### Exercise prompt
Take from the listing each line that has the string "components".

### Records for this task

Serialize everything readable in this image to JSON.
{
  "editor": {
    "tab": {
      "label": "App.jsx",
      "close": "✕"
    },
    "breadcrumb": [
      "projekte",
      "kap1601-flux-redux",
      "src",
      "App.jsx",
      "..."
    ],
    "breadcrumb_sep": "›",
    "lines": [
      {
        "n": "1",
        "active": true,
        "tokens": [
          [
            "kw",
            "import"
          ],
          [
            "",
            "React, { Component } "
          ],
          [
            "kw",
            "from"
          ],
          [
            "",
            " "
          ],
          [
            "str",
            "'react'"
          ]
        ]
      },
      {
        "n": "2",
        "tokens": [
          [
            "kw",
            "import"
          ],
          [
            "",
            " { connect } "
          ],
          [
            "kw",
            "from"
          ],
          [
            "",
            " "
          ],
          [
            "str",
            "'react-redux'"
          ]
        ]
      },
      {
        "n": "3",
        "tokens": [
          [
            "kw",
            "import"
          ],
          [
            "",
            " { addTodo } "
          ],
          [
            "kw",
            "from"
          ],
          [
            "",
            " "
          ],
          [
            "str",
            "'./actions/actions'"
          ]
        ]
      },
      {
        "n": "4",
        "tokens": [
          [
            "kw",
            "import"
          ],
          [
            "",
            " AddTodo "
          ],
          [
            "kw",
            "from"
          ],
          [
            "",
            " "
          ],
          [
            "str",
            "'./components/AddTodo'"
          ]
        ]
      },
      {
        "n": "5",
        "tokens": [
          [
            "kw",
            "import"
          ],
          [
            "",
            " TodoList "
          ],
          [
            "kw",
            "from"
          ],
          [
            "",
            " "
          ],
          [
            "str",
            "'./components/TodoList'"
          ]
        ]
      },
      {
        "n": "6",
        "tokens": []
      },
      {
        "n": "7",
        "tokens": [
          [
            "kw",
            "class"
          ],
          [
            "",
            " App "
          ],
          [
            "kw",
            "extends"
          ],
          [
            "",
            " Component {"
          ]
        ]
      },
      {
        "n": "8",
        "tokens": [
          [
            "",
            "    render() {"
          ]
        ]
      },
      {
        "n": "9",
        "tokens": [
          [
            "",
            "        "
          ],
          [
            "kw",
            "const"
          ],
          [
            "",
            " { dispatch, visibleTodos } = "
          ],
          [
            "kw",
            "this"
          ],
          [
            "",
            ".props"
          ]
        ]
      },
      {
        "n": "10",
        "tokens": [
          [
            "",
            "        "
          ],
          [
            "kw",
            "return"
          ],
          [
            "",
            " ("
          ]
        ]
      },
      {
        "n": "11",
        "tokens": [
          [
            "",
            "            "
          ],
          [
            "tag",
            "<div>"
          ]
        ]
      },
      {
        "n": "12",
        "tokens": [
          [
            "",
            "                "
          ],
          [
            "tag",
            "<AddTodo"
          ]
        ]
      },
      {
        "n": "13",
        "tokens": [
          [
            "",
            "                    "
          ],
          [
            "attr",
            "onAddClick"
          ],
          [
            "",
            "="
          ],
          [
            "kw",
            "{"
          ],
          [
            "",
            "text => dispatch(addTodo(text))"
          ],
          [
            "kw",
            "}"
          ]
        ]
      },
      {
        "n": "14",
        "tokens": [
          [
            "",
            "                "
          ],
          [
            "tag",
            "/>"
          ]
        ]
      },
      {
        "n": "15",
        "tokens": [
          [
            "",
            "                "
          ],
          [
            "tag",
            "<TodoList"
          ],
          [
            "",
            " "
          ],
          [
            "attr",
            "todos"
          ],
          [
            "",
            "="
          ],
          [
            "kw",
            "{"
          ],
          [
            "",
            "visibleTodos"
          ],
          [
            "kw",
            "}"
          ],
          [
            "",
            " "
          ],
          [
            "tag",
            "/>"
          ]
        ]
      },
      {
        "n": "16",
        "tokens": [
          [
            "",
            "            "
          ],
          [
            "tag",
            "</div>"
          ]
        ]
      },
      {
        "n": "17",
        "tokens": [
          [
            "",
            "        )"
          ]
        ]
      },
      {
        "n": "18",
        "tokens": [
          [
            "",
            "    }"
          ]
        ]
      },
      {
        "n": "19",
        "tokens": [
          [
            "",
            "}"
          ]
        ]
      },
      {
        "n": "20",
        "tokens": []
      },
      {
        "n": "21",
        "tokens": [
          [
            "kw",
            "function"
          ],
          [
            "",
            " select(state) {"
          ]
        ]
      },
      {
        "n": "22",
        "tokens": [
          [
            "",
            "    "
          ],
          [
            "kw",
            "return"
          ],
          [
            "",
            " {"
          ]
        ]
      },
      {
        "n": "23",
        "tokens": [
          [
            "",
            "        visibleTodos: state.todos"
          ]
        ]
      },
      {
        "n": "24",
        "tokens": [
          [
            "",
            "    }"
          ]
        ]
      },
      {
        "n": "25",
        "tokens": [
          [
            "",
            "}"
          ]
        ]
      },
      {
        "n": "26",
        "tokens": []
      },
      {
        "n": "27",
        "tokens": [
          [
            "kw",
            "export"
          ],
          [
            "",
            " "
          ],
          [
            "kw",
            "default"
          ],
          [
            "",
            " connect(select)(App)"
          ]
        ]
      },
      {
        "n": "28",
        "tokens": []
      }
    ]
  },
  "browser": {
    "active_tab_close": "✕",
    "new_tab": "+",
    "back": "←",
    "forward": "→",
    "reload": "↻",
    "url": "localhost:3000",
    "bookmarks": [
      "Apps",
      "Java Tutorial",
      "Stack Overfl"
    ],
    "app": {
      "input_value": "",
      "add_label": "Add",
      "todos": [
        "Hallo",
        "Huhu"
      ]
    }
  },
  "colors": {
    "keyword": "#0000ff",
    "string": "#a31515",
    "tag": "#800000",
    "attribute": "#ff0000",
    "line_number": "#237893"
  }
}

### Exercise result
            "'./components/AddTodo'"
            "'./components/TodoList'"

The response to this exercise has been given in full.